Obama On Job Numbers: A Hand Up, Not A Hand Out

It strikes me that President Obama's response to today's rise in national unemployment (from 8.5 percent to 8.9 percent), in which he proposed to allow recipients of unemployment benefits to enter college, community college, and job-training, is a left-of-center version of the conservative/centrist line, "a hand up, not a hand out."

Here's Obama talking about the proposal today at the Eisenhower Executive Office building, next to the White House (prepared remarks):

The idea here is to fundamentally change our approach to unemployment in this country, so that it's no longer just a time to look for a new job, but to prepare yourself for a better job.  That's what our unemployment system should be - not a safety net, but a stepping stone to a new future.  It should offer folks educational opportunities they wouldn't otherwise have, giving them the measurable and differentiated skills they need to not just get through these hard times - but to get ahead when the economy comes back.

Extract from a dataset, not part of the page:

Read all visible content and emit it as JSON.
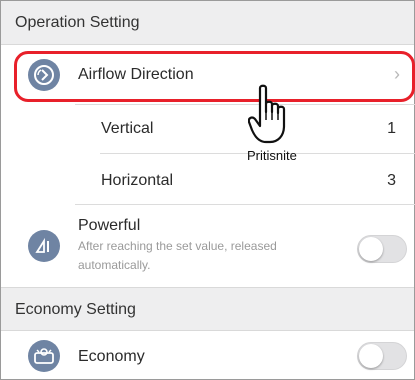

That line: "not a safety net, but a stepping stone to a new future," is what does it for me. Obama has actually taken a centrist/conservative Democratic ideal, advocated by the Democratic Leadership Council, of work-based welfare reform, and translated it into an education-based initiative--his reasoning being that the 21st century economy is something new, and knowledge-based jobs are at a premium in the U.S. (as he puts it, "In a twenty-first century economy...the most valuable skill you can sell is your knowledge).

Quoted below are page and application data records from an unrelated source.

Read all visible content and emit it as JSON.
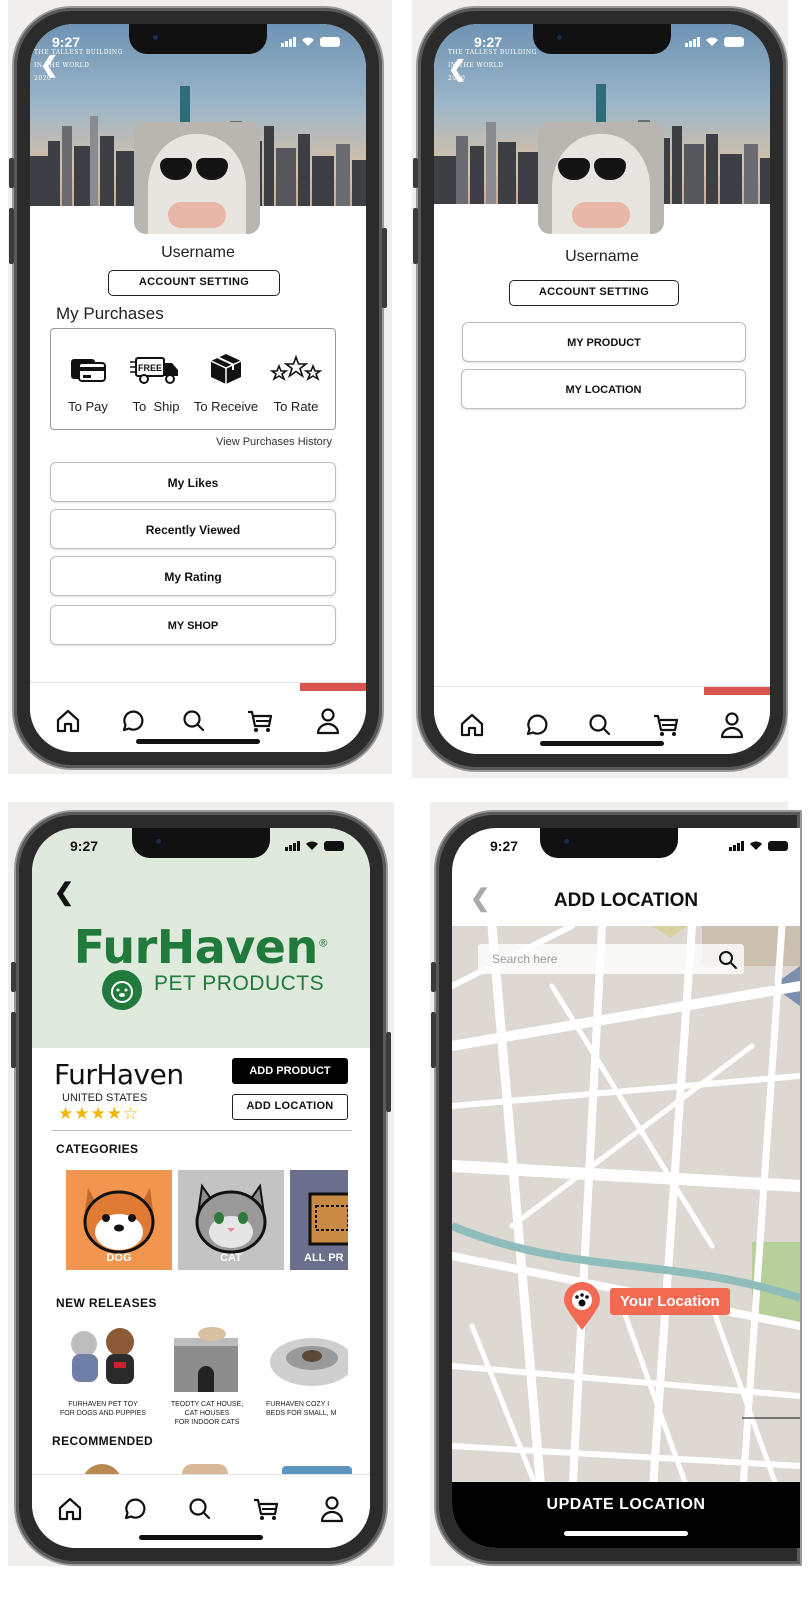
{
  "status": {
    "time": "9:27"
  },
  "colors": {
    "accent_red": "#d9534f",
    "brand_green": "#1f7a3c",
    "pin_orange": "#f26a52"
  },
  "profile_a": {
    "banner_text": [
      "THE TALLEST BUILDING",
      "IN THE WORLD",
      "2020"
    ],
    "username": "Username",
    "account_setting": "ACCOUNT SETTING",
    "my_purchases_title": "My Purchases",
    "purchases": [
      {
        "icon": "wallet-icon",
        "label": "To Pay"
      },
      {
        "icon": "free-shipping-truck-icon",
        "label": "To  Ship"
      },
      {
        "icon": "box-icon",
        "label": "To Receive"
      },
      {
        "icon": "stars-icon",
        "label": "To Rate"
      }
    ],
    "free_badge": "FREE",
    "view_history": "View Purchases History",
    "menu": [
      "My Likes",
      "Recently Viewed",
      "My Rating",
      "MY SHOP"
    ]
  },
  "profile_b": {
    "username": "Username",
    "account_setting": "ACCOUNT SETTING",
    "menu": [
      "MY PRODUCT",
      "MY LOCATION"
    ]
  },
  "tabbar": {
    "tabs": [
      "home-icon",
      "chat-icon",
      "search-icon",
      "cart-icon",
      "profile-icon"
    ],
    "active": "profile-icon"
  },
  "shop": {
    "logo_main": "FurHaven",
    "logo_reg": "®",
    "logo_sub": "PET PRODUCTS",
    "store_name": "FurHaven",
    "country": "UNITED STATES",
    "rating_stars": "★★★★☆",
    "add_product": "ADD PRODUCT",
    "add_location": "ADD LOCATION",
    "categories_title": "CATEGORIES",
    "categories": [
      "DOG",
      "CAT",
      "ALL PR"
    ],
    "new_releases_title": "NEW RELEASES",
    "new_releases": [
      {
        "line1": "FURHAVEN PET TOY",
        "line2": "FOR DOGS AND PUPPIES",
        "line3": ""
      },
      {
        "line1": "TEODTY CAT HOUSE,",
        "line2": "CAT HOUSES",
        "line3": "FOR INDOOR CATS"
      },
      {
        "line1": "FURHAVEN COZY I",
        "line2": "BEDS FOR SMALL, M",
        "line3": ""
      }
    ],
    "recommended_title": "RECOMMENDED"
  },
  "map_screen": {
    "title": "ADD LOCATION",
    "search_placeholder": "Search here",
    "pin_label": "Your Location",
    "update_button": "UPDATE LOCATION"
  }
}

At some point, people will want to see unemployment go down. For now, they're not blaming Obama for the continuing loss of jobs, and they know that it's symptomatic of an economic crisis he inherited.

Obama and the White House have to make sure that he avoids accruing that blame, and it's up to them to have an appealing response to the numbers every month--even if it's somethign cosmetic--because the GOP is going to try to pin this on him. In fact, they already are, as they take aim at his economic agenda and co-opt the conservative economic outrage that we saw in the tea parties.

Today's proposal is a creative maneuver that may help people and benefit the economy, but also rebuffs the criticism that Obama is throwing money at the problem, and just giving hand outs. It's not a hand out, Obama said today, it's an innovative hand up, one that meshes with his goal of promoting and maybe even reinventing education.